Finally, the pieces that work will serve as the foundation for whatever you write next.
If you’re struggling to hit “publish,” Khe reminds fellow writers that each post is really just a building block of ideas for future writing, and that you can’t expect it to be perfect. Reframing your piece as a starting point rather than the end-product can relieve some of the pressure and ease anxiety.
“There are so many posts that I've written like three, four, or five times over a multi year period. What you see now is SEO-worthy, high-volume traffic, beautifully optimized posts. But originally, it was an email that a few people responded to positively. Then I’d paste the email into a blog post, add two quotes to it and format it a little bit better. Then, some people start sharing it on Twitter, so you blow it out into a 2000 word piece, add some research, and interview some more people.
That’s the creative process, but it’s all in the wild. There's that public accountability and a public feedback loop. You get the pulse of what people are thinking because people tell you. they're like, I discovered that quickly, and once I discovered it, I couldn’t unsee it. I could never go back to just sitting in isolation, trying to crank out a 3000 word essay. It just wouldn't work for me.
2. No seriously, don’t overthink your first few posts. Just ship.
When asked what common mistakes he sees in writers that are just starting out, Khe reinforced his belief that they’d be better off starting with short-form pieces, shipped more frequently.
“I would say the mistake that I constantly see first-time writers doing is spending two months writing a post. And it's 5000 words. And it's bad, just by virtue of it being their first post. Then they get so disheartened because no one reads it and they have to beg people to share it. I've just seen this so many times. Don’t do that.”
3. To find inspiration, look for shared signals across the work of other writers.
When looking for inspiration for his writing, Khe keeps tabs on other writers and newsletters.
“I subscribe to probably 50 or 60 newsletters. I skim them and if there's something that shows up in two or three newsletters, I like finding a way that I can insert one of my ideas into that.”
4. Set tight creative constraints.
Khe finds that time budgeting is a great tool for turning your writing around quickly.
“I also think it’s quite helpful to give yourself time budgets, especially if you're going to ship quickly. For my Saturday posts, which is normally 800 words, I don't let myself start it until Saturday morning. So I wake up at 6 AM and I try to send it by 8 AM. I basically have two hours to send it. Otherwise you just get in this rigamarole with editing and re-editing and re-tweaking.”
5. Don’t dilute yourself by trying to be on too many channels.
When you produce content you’re proud of, it’s tempting to want to leverage every channel you can get your hands on to promote it. Khe warns that this probably isn’t the best strategy.
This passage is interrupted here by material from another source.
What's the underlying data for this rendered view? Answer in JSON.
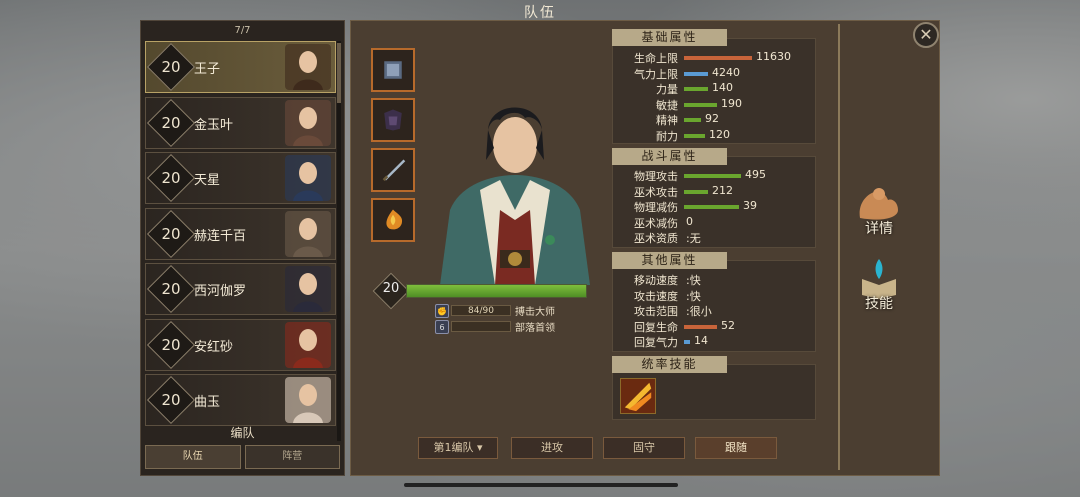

“I learned very quickly that email and blogging were my best channels. If you're just spraying and praying across mediums, you're just going to dilute yourself. You're going to burn yourself out, and you're going to lose touch with the feedback loops. These things are very precise. What works on YouTube does not work on Twitter does not work in email. You need to really understand the texture of each channel, and you can't do that by being on five mediums at the same time.”
6. Expand your perspective with the help of an editor.
If there’s one thing Khe regrets in his transition to writing full-time, it’s that he didn’t work with an editor sooner.
“I wish I had started working with editors earlier because I think that editors make your work so much better. Not only do they make your work better from a copywriting tightness perspective, but they take you out of the semi-myopic lens of your very narrow worldview that you think everyone relates to. A good editor will quickly shatter that impression.”